Practicing clinicians were highly impressed with an interactive, virtual intrauterine device (IUD) training model that increased their comfort with IUD placement and removal, according to a study published in the journal Family Medicine.
“The COVID-19 pandemic in spring 2020 precluded most in-person education, with new constraints on in-person teaching,” said the study’s co-author Suzan Goodman, MD, MPH, national training director for the Bixby Beyond the Pill Program at the University of California, San Francisco (UCSF), and clinical professor of family and community medicine at UCSF. “There was also patient demand for more streamlined service-delivery models to facilitate contraceptive care, especially in rural and geographically dispersed areas.”
The relative dearth of literature on virtual IUD training models also inspired the authors to initiate the study and meet the growing needs of the field.
The University of New Mexico Long-Acting Reversible Contraceptives Mentoring Program in Albuquerque, New Mexico—and UCSF—collaborated to develop the innovative, virtual hands-on IUD training model.
Prior to the virtual training, attendees watched a pre-training didactic video on patient eligibility and counseling and received in the mail a pelvic model, IUD demonstration kit, instruments, and a phone-camera tripod to support visualization of a model cervix and uterus.
A total of 34 New Mexico clinicians were trained, comprising a virtual session lasting 1.5 hours, from January to June 2021.1 the virtual session was conducted via 1-on-1 Zoom video or small group conferencing, during which time trainees practiced loading, placing, and removing all Food and Drug Administration (FDA)-approved IUDs, and reviewed challenging cases.
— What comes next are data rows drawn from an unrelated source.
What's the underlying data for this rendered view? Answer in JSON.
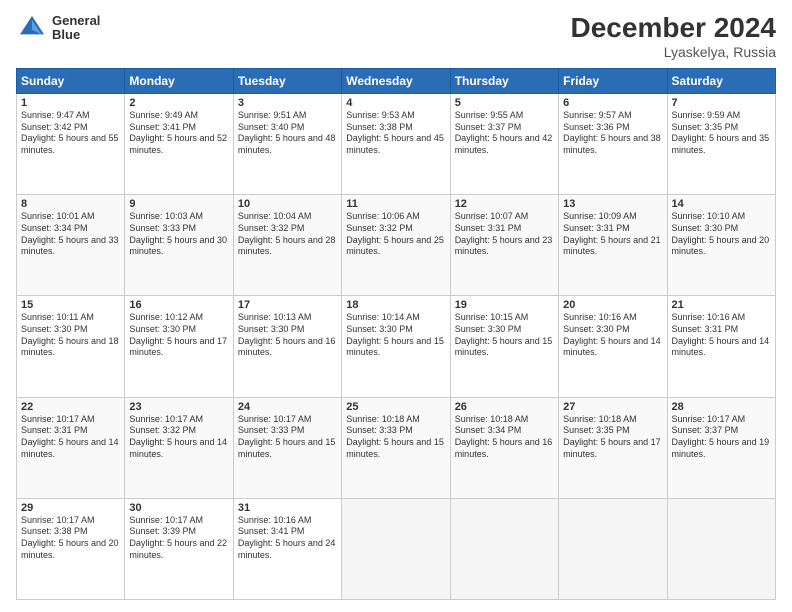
{
  "header": {
    "logo_line1": "General",
    "logo_line2": "Blue",
    "month": "December 2024",
    "location": "Lyaskelya, Russia"
  },
  "weekdays": [
    "Sunday",
    "Monday",
    "Tuesday",
    "Wednesday",
    "Thursday",
    "Friday",
    "Saturday"
  ],
  "weeks": [
    [
      {
        "day": "1",
        "sunrise": "Sunrise: 9:47 AM",
        "sunset": "Sunset: 3:42 PM",
        "daylight": "Daylight: 5 hours and 55 minutes."
      },
      {
        "day": "2",
        "sunrise": "Sunrise: 9:49 AM",
        "sunset": "Sunset: 3:41 PM",
        "daylight": "Daylight: 5 hours and 52 minutes."
      },
      {
        "day": "3",
        "sunrise": "Sunrise: 9:51 AM",
        "sunset": "Sunset: 3:40 PM",
        "daylight": "Daylight: 5 hours and 48 minutes."
      },
      {
        "day": "4",
        "sunrise": "Sunrise: 9:53 AM",
        "sunset": "Sunset: 3:38 PM",
        "daylight": "Daylight: 5 hours and 45 minutes."
      },
      {
        "day": "5",
        "sunrise": "Sunrise: 9:55 AM",
        "sunset": "Sunset: 3:37 PM",
        "daylight": "Daylight: 5 hours and 42 minutes."
      },
      {
        "day": "6",
        "sunrise": "Sunrise: 9:57 AM",
        "sunset": "Sunset: 3:36 PM",
        "daylight": "Daylight: 5 hours and 38 minutes."
      },
      {
        "day": "7",
        "sunrise": "Sunrise: 9:59 AM",
        "sunset": "Sunset: 3:35 PM",
        "daylight": "Daylight: 5 hours and 35 minutes."
      }
    ],
    [
      {
        "day": "8",
        "sunrise": "Sunrise: 10:01 AM",
        "sunset": "Sunset: 3:34 PM",
        "daylight": "Daylight: 5 hours and 33 minutes."
      },
      {
        "day": "9",
        "sunrise": "Sunrise: 10:03 AM",
        "sunset": "Sunset: 3:33 PM",
        "daylight": "Daylight: 5 hours and 30 minutes."
      },
      {
        "day": "10",
        "sunrise": "Sunrise: 10:04 AM",
        "sunset": "Sunset: 3:32 PM",
        "daylight": "Daylight: 5 hours and 28 minutes."
      },
      {
        "day": "11",
        "sunrise": "Sunrise: 10:06 AM",
        "sunset": "Sunset: 3:32 PM",
        "daylight": "Daylight: 5 hours and 25 minutes."
      },
      {
        "day": "12",
        "sunrise": "Sunrise: 10:07 AM",
        "sunset": "Sunset: 3:31 PM",
        "daylight": "Daylight: 5 hours and 23 minutes."
      },
      {
        "day": "13",
        "sunrise": "Sunrise: 10:09 AM",
        "sunset": "Sunset: 3:31 PM",
        "daylight": "Daylight: 5 hours and 21 minutes."
      },
      {
        "day": "14",
        "sunrise": "Sunrise: 10:10 AM",
        "sunset": "Sunset: 3:30 PM",
        "daylight": "Daylight: 5 hours and 20 minutes."
      }
    ],
    [
      {
        "day": "15",
        "sunrise": "Sunrise: 10:11 AM",
        "sunset": "Sunset: 3:30 PM",
        "daylight": "Daylight: 5 hours and 18 minutes."
      },
      {
        "day": "16",
        "sunrise": "Sunrise: 10:12 AM",
        "sunset": "Sunset: 3:30 PM",
        "daylight": "Daylight: 5 hours and 17 minutes."
      },
      {
        "day": "17",
        "sunrise": "Sunrise: 10:13 AM",
        "sunset": "Sunset: 3:30 PM",
        "daylight": "Daylight: 5 hours and 16 minutes."
      },
      {
        "day": "18",
        "sunrise": "Sunrise: 10:14 AM",
        "sunset": "Sunset: 3:30 PM",
        "daylight": "Daylight: 5 hours and 15 minutes."
      },
      {
        "day": "19",
        "sunrise": "Sunrise: 10:15 AM",
        "sunset": "Sunset: 3:30 PM",
        "daylight": "Daylight: 5 hours and 15 minutes."
      },
      {
        "day": "20",
        "sunrise": "Sunrise: 10:16 AM",
        "sunset": "Sunset: 3:30 PM",
        "daylight": "Daylight: 5 hours and 14 minutes."
      },
      {
        "day": "21",
        "sunrise": "Sunrise: 10:16 AM",
        "sunset": "Sunset: 3:31 PM",
        "daylight": "Daylight: 5 hours and 14 minutes."
      }
    ],
    [
      {
        "day": "22",
        "sunrise": "Sunrise: 10:17 AM",
        "sunset": "Sunset: 3:31 PM",
        "daylight": "Daylight: 5 hours and 14 minutes."
      },
      {
        "day": "23",
        "sunrise": "Sunrise: 10:17 AM",
        "sunset": "Sunset: 3:32 PM",
        "daylight": "Daylight: 5 hours and 14 minutes."
      },
      {
        "day": "24",
        "sunrise": "Sunrise: 10:17 AM",
        "sunset": "Sunset: 3:33 PM",
        "daylight": "Daylight: 5 hours and 15 minutes."
      },
      {
        "day": "25",
        "sunrise": "Sunrise: 10:18 AM",
        "sunset": "Sunset: 3:33 PM",
        "daylight": "Daylight: 5 hours and 15 minutes."
      },
      {
        "day": "26",
        "sunrise": "Sunrise: 10:18 AM",
        "sunset": "Sunset: 3:34 PM",
        "daylight": "Daylight: 5 hours and 16 minutes."
      },
      {
        "day": "27",
        "sunrise": "Sunrise: 10:18 AM",
        "sunset": "Sunset: 3:35 PM",
        "daylight": "Daylight: 5 hours and 17 minutes."
      },
      {
        "day": "28",
        "sunrise": "Sunrise: 10:17 AM",
        "sunset": "Sunset: 3:37 PM",
        "daylight": "Daylight: 5 hours and 19 minutes."
      }
    ],
    [
      {
        "day": "29",
        "sunrise": "Sunrise: 10:17 AM",
        "sunset": "Sunset: 3:38 PM",
        "daylight": "Daylight: 5 hours and 20 minutes."
      },
      {
        "day": "30",
        "sunrise": "Sunrise: 10:17 AM",
        "sunset": "Sunset: 3:39 PM",
        "daylight": "Daylight: 5 hours and 22 minutes."
      },
      {
        "day": "31",
        "sunrise": "Sunrise: 10:16 AM",
        "sunset": "Sunset: 3:41 PM",
        "daylight": "Daylight: 5 hours and 24 minutes."
      },
      null,
      null,
      null,
      null
    ]
  ]
}
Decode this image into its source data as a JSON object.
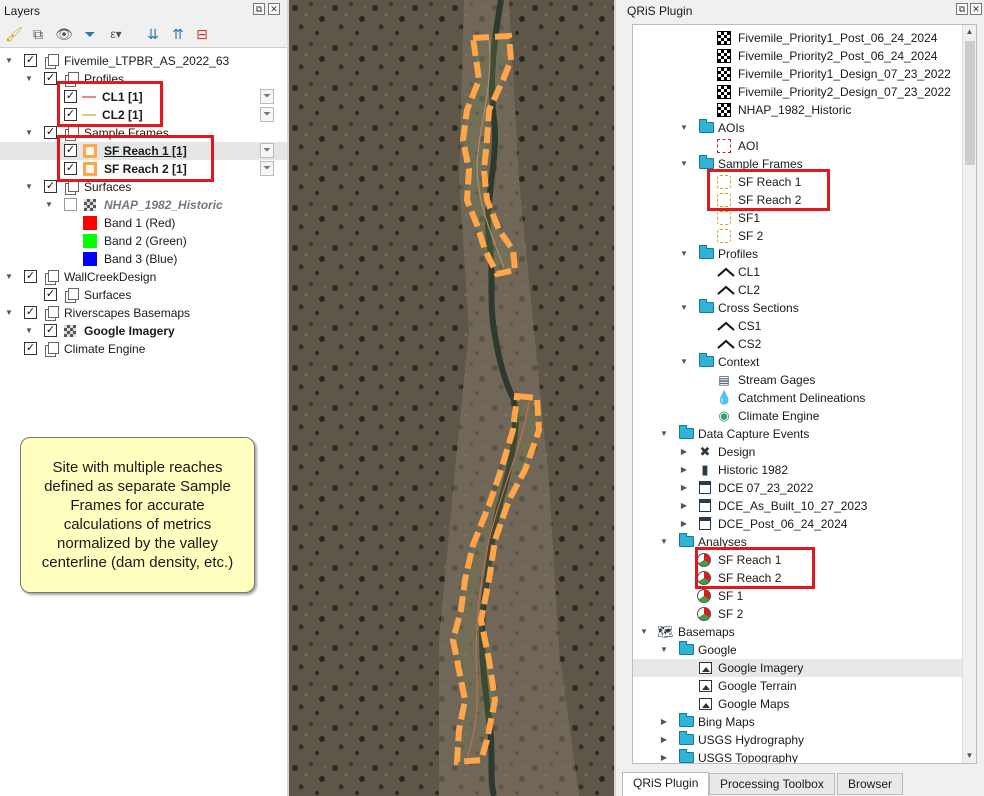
{
  "layers_panel": {
    "title": "Layers",
    "toolbar": [
      "open-layer-styling-icon",
      "add-group-icon",
      "manage-map-themes-icon",
      "filter-legend-icon",
      "filter-by-expression-icon",
      "expand-all-icon",
      "collapse-all-icon",
      "remove-layer-icon"
    ],
    "tree": {
      "project": "Fivemile_LTPBR_AS_2022_63",
      "profiles_group": "Profiles",
      "cl1": "CL1 [1]",
      "cl2": "CL2 [1]",
      "sample_frames_group": "Sample Frames",
      "sf_reach_1": "SF Reach 1 [1]",
      "sf_reach_2": "SF Reach 2 [1]",
      "surfaces_group": "Surfaces",
      "nhap": "NHAP_1982_Historic",
      "band1": "Band 1 (Red)",
      "band2": "Band 2 (Green)",
      "band3": "Band 3 (Blue)",
      "wallcreek": "WallCreekDesign",
      "wallcreek_surfaces": "Surfaces",
      "riverscapes": "Riverscapes Basemaps",
      "google_imagery": "Google Imagery",
      "climate_engine": "Climate Engine"
    },
    "colors": {
      "band1": "#ff0000",
      "band2": "#00ff00",
      "band3": "#0000ff",
      "cl1": "#e88a8a",
      "cl2": "#e0c870",
      "sample_frame": "#ffa54a",
      "highlight": "#e4181c"
    }
  },
  "callout": {
    "text": "Site with multiple reaches defined as separate Sample Frames for accurate calculations of metrics normalized by the valley centerline (dam density, etc.)"
  },
  "qris_panel": {
    "title": "QRiS Plugin",
    "items": {
      "surf1": "Fivemile_Priority1_Post_06_24_2024",
      "surf2": "Fivemile_Priority2_Post_06_24_2024",
      "surf3": "Fivemile_Priority1_Design_07_23_2022",
      "surf4": "Fivemile_Priority2_Design_07_23_2022",
      "surf5": "NHAP_1982_Historic",
      "aois": "AOIs",
      "aoi": "AOI",
      "sample_frames": "Sample Frames",
      "sf_reach_1": "SF Reach 1",
      "sf_reach_2": "SF Reach 2",
      "sf1": "SF1",
      "sf2": "SF 2",
      "profiles": "Profiles",
      "cl1": "CL1",
      "cl2": "CL2",
      "cross_sections": "Cross Sections",
      "cs1": "CS1",
      "cs2": "CS2",
      "context": "Context",
      "stream_gages": "Stream Gages",
      "catchment": "Catchment Delineations",
      "climate_engine": "Climate Engine",
      "dce": "Data Capture Events",
      "design": "Design",
      "historic": "Historic 1982",
      "dce1": "DCE 07_23_2022",
      "dce2": "DCE_As_Built_10_27_2023",
      "dce3": "DCE_Post_06_24_2024",
      "analyses": "Analyses",
      "a_sf_reach_1": "SF Reach 1",
      "a_sf_reach_2": "SF Reach 2",
      "a_sf1": "SF 1",
      "a_sf2": "SF 2",
      "basemaps": "Basemaps",
      "google": "Google",
      "google_imagery": "Google Imagery",
      "google_terrain": "Google Terrain",
      "google_maps": "Google Maps",
      "bing": "Bing Maps",
      "usgs_hydro": "USGS Hydrography",
      "usgs_topo": "USGS Topography"
    },
    "tabs": [
      "QRiS Plugin",
      "Processing Toolbox",
      "Browser"
    ],
    "active_tab": "QRiS Plugin"
  },
  "map": {
    "background": "#5a5447",
    "reach_outline_color": "#ffa54a"
  }
}
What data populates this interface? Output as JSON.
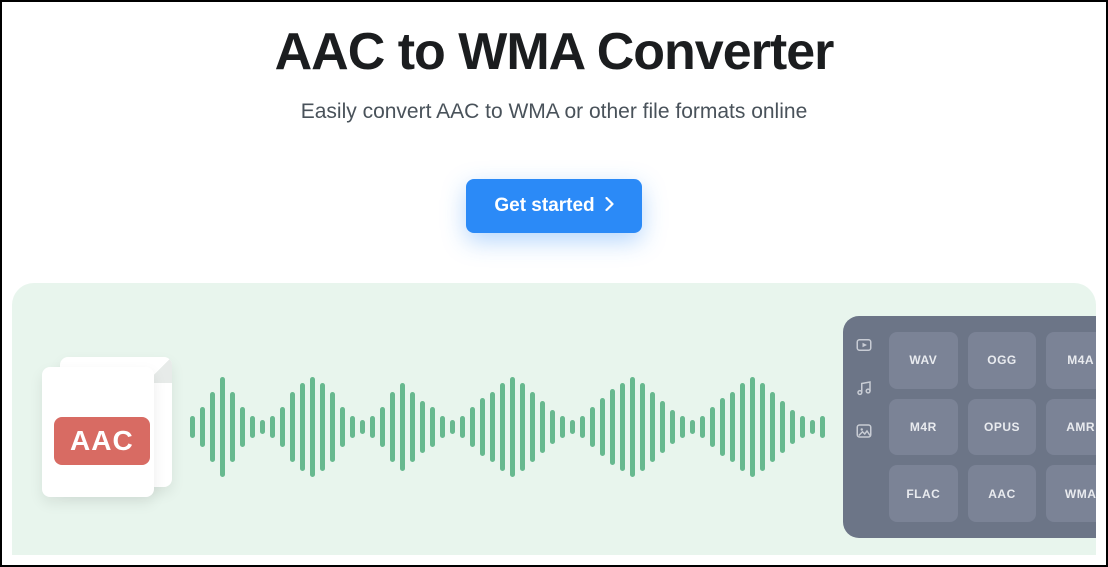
{
  "hero": {
    "title": "AAC to WMA Converter",
    "subtitle": "Easily convert AAC to WMA or other file formats online",
    "cta_label": "Get started"
  },
  "source_format_badge": "AAC",
  "formats": [
    "WAV",
    "OGG",
    "M4A",
    "M4R",
    "OPUS",
    "AMR",
    "FLAC",
    "AAC",
    "WMA"
  ],
  "waveform_heights": [
    22,
    40,
    70,
    100,
    70,
    40,
    22,
    14,
    22,
    40,
    70,
    88,
    100,
    88,
    70,
    40,
    22,
    14,
    22,
    40,
    70,
    88,
    70,
    52,
    40,
    22,
    14,
    22,
    40,
    58,
    70,
    88,
    100,
    88,
    70,
    52,
    34,
    22,
    14,
    22,
    40,
    58,
    76,
    88,
    100,
    88,
    70,
    52,
    34,
    22,
    14,
    22,
    40,
    58,
    70,
    88,
    100,
    88,
    70,
    52,
    34,
    22,
    14,
    22
  ]
}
The pelvic model and instruments were mailed back after training.
Surveys given to trainees before and immediately after training assessed clinician satisfaction and evaluated pre-to-post training changes in self-rated comfort level with IUD procedures.
Of the 32 trainees who responded to pre/post surveys, 48% were nurse practitioners and midwives, 28% physician assistants, 17% physicians and 7% clinicians-in-training. Overall, 37% of respondents had previous experience placing IUDs.
All elements of training delivery were highly rated by clinicians, with all trainees successfully using the virtual platform. Also, 50% indicated that in the future they would potentially choose virtual training over in-person.
After the training, clinicians reported significantly increased comfort with all aspects of IUD placement and removal (P ≤ 0.01).
In addition, all respondents said they would recommend the training to a colleague.
“While virtual trainings were highly rated and increased clinician comfort with IUD placement and removal, I was surprised that half said that they would choose a virtual training over an in-person option in the future,” Goodman told Contemporary OB/GYN®. “This is a much higher rate than I would have anticipated.”
She also found unexpected that none of the clinicians reported difficulty using the virtual platform and that findings were consistent, regardless of provider IUD experience.
“In the face of increasing legal constraints on reproductive care, it is ever more important that all providers serving patients with pregnancy potential offer the full range of contraceptive services, rather than having to further fragment patient care,” said Goodman. “However, it may be challenging for one trainer to work with more than three simultaneous virtual learners to effectively guide participants through hands-on procedures over Zoom.”
The virtual practicum has utility during phases of the on-going COVID-19 public health emergency, plus in geographically large and rural settings, according to Goodman. “Virtual IUD training is also helpful where there are high demands on clinician time to simplify logistics, such as easier scheduling and no travel time, and in settings facing reproductive health bans or patient surges,” she said.